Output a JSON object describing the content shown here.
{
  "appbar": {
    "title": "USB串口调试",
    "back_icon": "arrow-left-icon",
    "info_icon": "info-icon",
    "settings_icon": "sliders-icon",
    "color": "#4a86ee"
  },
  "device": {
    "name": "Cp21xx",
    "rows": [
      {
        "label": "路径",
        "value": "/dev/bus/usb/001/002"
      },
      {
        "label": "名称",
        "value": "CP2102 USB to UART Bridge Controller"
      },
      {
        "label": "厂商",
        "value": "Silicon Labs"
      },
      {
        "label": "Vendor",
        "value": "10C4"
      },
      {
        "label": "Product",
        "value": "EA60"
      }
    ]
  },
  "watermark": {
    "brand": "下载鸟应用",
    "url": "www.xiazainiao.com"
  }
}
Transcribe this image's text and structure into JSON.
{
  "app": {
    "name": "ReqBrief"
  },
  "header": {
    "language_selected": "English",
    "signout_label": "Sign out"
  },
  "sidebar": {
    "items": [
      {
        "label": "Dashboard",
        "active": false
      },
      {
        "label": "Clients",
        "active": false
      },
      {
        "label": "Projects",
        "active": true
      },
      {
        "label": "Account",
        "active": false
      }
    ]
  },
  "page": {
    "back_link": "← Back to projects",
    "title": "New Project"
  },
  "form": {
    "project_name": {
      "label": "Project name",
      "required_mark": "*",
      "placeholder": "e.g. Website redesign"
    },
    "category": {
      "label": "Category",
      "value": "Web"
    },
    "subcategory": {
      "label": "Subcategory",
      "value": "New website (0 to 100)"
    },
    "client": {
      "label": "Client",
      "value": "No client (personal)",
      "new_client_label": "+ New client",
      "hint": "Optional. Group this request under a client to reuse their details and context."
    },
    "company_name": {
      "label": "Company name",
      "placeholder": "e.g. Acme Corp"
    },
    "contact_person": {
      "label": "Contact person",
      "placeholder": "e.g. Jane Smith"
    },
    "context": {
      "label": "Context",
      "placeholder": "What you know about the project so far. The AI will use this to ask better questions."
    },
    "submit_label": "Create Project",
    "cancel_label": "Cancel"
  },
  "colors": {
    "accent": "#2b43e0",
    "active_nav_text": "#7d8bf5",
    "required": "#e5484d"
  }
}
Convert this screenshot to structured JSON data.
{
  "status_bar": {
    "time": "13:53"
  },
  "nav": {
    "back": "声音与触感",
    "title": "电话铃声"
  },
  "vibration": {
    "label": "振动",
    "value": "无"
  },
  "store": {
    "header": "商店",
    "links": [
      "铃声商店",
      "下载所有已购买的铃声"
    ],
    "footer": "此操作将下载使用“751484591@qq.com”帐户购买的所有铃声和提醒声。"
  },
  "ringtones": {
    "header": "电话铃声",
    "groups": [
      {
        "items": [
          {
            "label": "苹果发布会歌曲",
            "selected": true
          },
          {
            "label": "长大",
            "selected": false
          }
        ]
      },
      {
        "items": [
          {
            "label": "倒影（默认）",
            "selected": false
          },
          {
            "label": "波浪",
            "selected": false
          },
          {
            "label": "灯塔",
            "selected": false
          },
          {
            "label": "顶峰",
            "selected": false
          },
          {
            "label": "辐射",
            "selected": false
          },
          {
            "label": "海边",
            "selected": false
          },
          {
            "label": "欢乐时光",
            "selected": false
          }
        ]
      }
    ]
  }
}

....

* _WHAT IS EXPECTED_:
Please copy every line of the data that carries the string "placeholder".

* _WRITTEN RESPONSE_:
      "placeholder": "e.g. Website redesign"
      "placeholder": "e.g. Acme Corp"
      "placeholder": "e.g. Jane Smith"
      "placeholder": "What you know about the project so far. The AI will use this to ask better questions."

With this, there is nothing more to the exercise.